The NELP survey reveals that abrupt and often unfair terminations are quite common in the United States. Of the 40 percent of U.S. workers that have been fired or let go by employers at some point in their lives, 72 percent report that they were terminated without warning or a chance to improve, and 69 percent report that they were terminated with no reason given or for an unfair reason. Adding insult to injury, only 34 percent of workers who were let go received severance pay.
There are huge costs to this system of at-will employment. The most obvious is the unexpected loss of income and the threat this poses to the wellbeing of workers and their families. As the NELP points out, 41 percent of U.S. workers have only enough savings to cover up to a month of expenses if they lost their jobs today. This is true for 53 percent of Black workers and 39 percent of white workers.

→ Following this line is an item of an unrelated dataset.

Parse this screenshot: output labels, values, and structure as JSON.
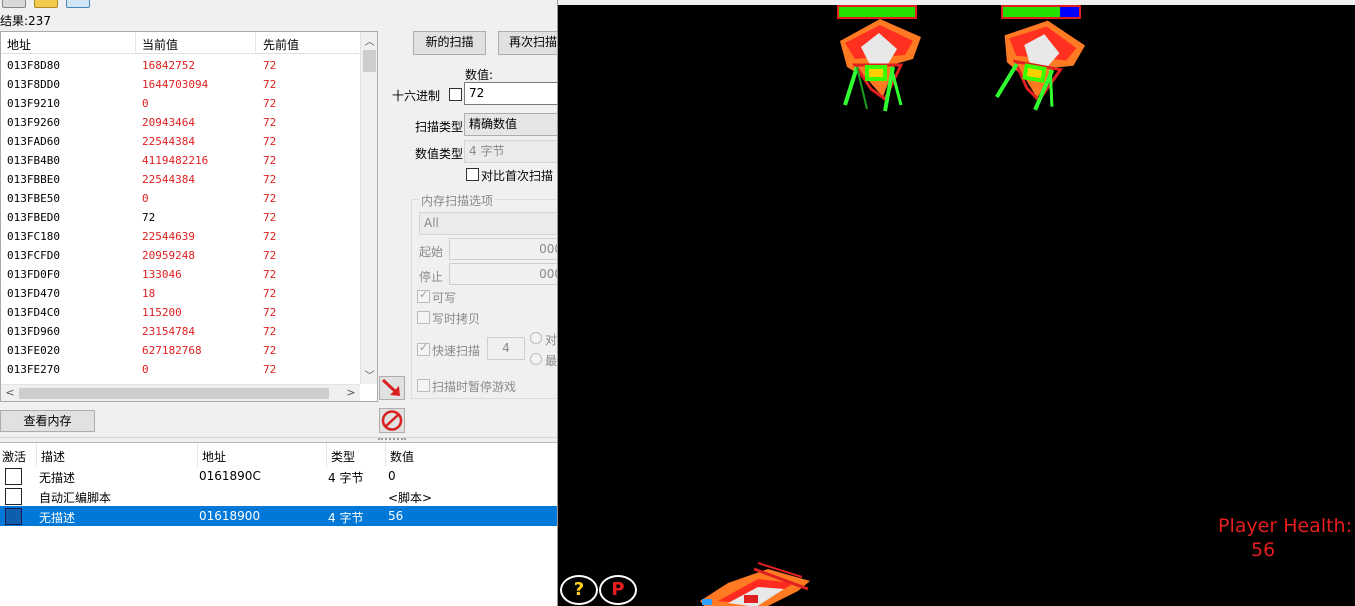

But there is also a less obvious cost that deserves attention. Workers, fearful of losing their jobs, are often reluctant to speak out about their workplace concerns—including health and safety hazards, harassment, discrimination, and wage theft—for fear of termination. In fact, the survey findings include:
- More than one in three workers (35 percent) worked under hazardous or unhealthy conditions to avoid being fired.

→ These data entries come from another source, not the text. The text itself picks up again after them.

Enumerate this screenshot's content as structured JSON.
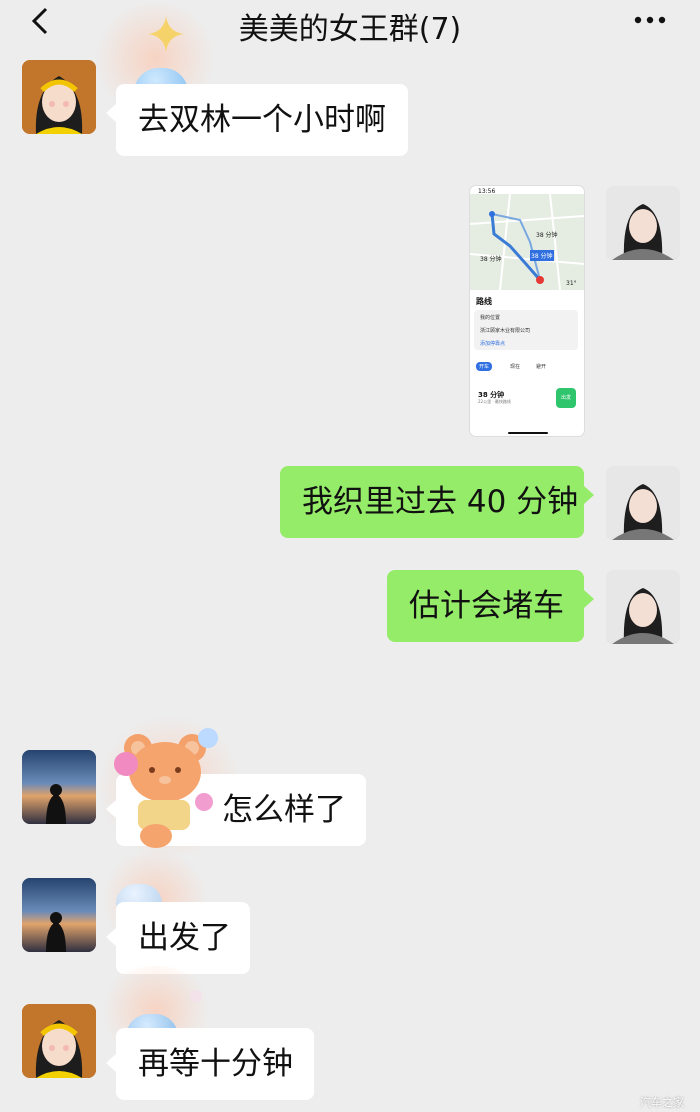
{
  "header": {
    "title": "美美的女王群(7)"
  },
  "messages": [
    {
      "side": "left",
      "text": "去双林一个小时啊"
    },
    {
      "side": "right",
      "type": "image"
    },
    {
      "side": "right",
      "text": "我织里过去 40 分钟"
    },
    {
      "side": "right",
      "text": "估计会堵车"
    },
    {
      "side": "left",
      "text": "怎么样了"
    },
    {
      "side": "left",
      "text": "出发了"
    },
    {
      "side": "left",
      "text": "再等十分钟"
    }
  ],
  "map_screenshot": {
    "status_time": "13:56",
    "route_label_1": "38 分钟",
    "route_label_1b": "最快",
    "route_label_2": "38 分钟",
    "route_label_2b": "备选",
    "route_label_3": "38 分钟",
    "route_label_3b": "备选",
    "temp": "31°",
    "section_title": "路线",
    "from": "我的位置",
    "to": "浙江顾家木业有限公司",
    "add_stop": "添加停靠点",
    "mode_drive": "开车",
    "option_now": "现在",
    "option_avoid": "避开",
    "duration": "38 分钟",
    "duration_sub": "22公里 · 最快路线",
    "go_button": "出发"
  },
  "colors": {
    "self_bubble": "#95ec69",
    "other_bubble": "#ffffff",
    "background": "#ededed"
  },
  "watermark": "汽车之家"
}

- More than one in three (33 percent) accepted less than what was owed to them to avoid being fired.
- Almost half (44 percent) endured verbal abuse or hostility from a manager or supervisor to avoid being disciplined or fired.
- More than half (57 percent) worked unwanted overtime or (59 percent) skipped breaks to avoid being fired.

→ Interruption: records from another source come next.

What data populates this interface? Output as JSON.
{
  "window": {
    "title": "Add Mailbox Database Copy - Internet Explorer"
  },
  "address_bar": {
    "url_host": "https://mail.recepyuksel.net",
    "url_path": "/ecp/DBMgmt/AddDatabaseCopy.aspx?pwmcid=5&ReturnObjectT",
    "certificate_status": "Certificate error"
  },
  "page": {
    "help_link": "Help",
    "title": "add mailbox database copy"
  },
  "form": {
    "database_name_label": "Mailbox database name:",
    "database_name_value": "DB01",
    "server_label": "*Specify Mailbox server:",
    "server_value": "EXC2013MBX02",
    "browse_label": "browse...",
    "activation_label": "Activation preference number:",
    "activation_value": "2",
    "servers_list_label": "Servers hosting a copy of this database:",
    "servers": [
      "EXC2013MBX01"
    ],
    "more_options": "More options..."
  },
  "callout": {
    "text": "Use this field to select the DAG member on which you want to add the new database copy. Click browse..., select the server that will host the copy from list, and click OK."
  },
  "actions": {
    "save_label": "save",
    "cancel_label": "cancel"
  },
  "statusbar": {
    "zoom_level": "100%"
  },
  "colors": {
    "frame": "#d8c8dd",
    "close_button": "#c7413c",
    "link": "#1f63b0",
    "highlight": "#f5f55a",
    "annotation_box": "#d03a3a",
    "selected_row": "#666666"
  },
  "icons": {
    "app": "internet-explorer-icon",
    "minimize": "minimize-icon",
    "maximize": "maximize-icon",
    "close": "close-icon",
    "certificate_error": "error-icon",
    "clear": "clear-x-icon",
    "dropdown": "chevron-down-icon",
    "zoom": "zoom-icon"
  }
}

- Almost two in three (66 percent) worked while sick to avoid being fired.
- Almost half (47 percent) postponed medical care to avoid being fired.
- And almost half (45 percent) neglected important family responsibilities or events to avoid being fired.
It can be different
The court rulings which made employment at-will the law of the land were a response to a changing political and economic landscape, one marked by a growing industrialization and celebration of unregulated markets. There is nothing sacred about the doctrine; it can and should be challenged and changed.
The NELP report highlights a few successful worker-led efforts to replace at-will employment with just cause protections:
In 2019, parking lot workers in Philadelphia won the right to fight unfair firings with a just cause law. In 2020, fast food employees in New York City won similar protections. Workers in unions have continued to fight for just cause in their contracts. In recent years, journalists at publications ranging from the New Yorker to the New York Times’ Wirecutter to BuzzFeed have successfully fought for and won just cause protections in their union contracts. And rideshare drivers won new legislation—first in Seattle and then in Washington statewide—protecting them against unfair terminations.
Of course, much more needs to be done, and the NELP report provides a useful list and discussion of key protections to be included in any just cause legislation. Some of the most important are:
- The employer must be required to demonstrate a good reason to discharge an employer.
- Certain actions, such as refusing to work under dangerous conditions, should be excluded as grounds for discharge.
- Workers must be given fair notice and an opportunity to address problems.
- Just cause protections should apply to temporary and staffing agency employees.
- Discharged workers should receive severance pay.
- Gig workers should be protected from “deactivation” without just cause.
- There should be strong remedies for violation of the just cause policy.
- There should be effective enforcement vehicles that include opportunities for workers to bring enforcement actions on their own.
Sadly, most workers in the United States know little about labor laws and working conditions in other countries and as a result tend to accept existing arrangements, such as at-will employment, as best practice. We need to shake things up—that should include a concerted effort to educate students from elementary school on up about the realities of work under capitalism and a trade union-led campaign to press elected local, state, and federal representatives to pass legislation that replaces the current at-will employment standard with one that protects worker rights.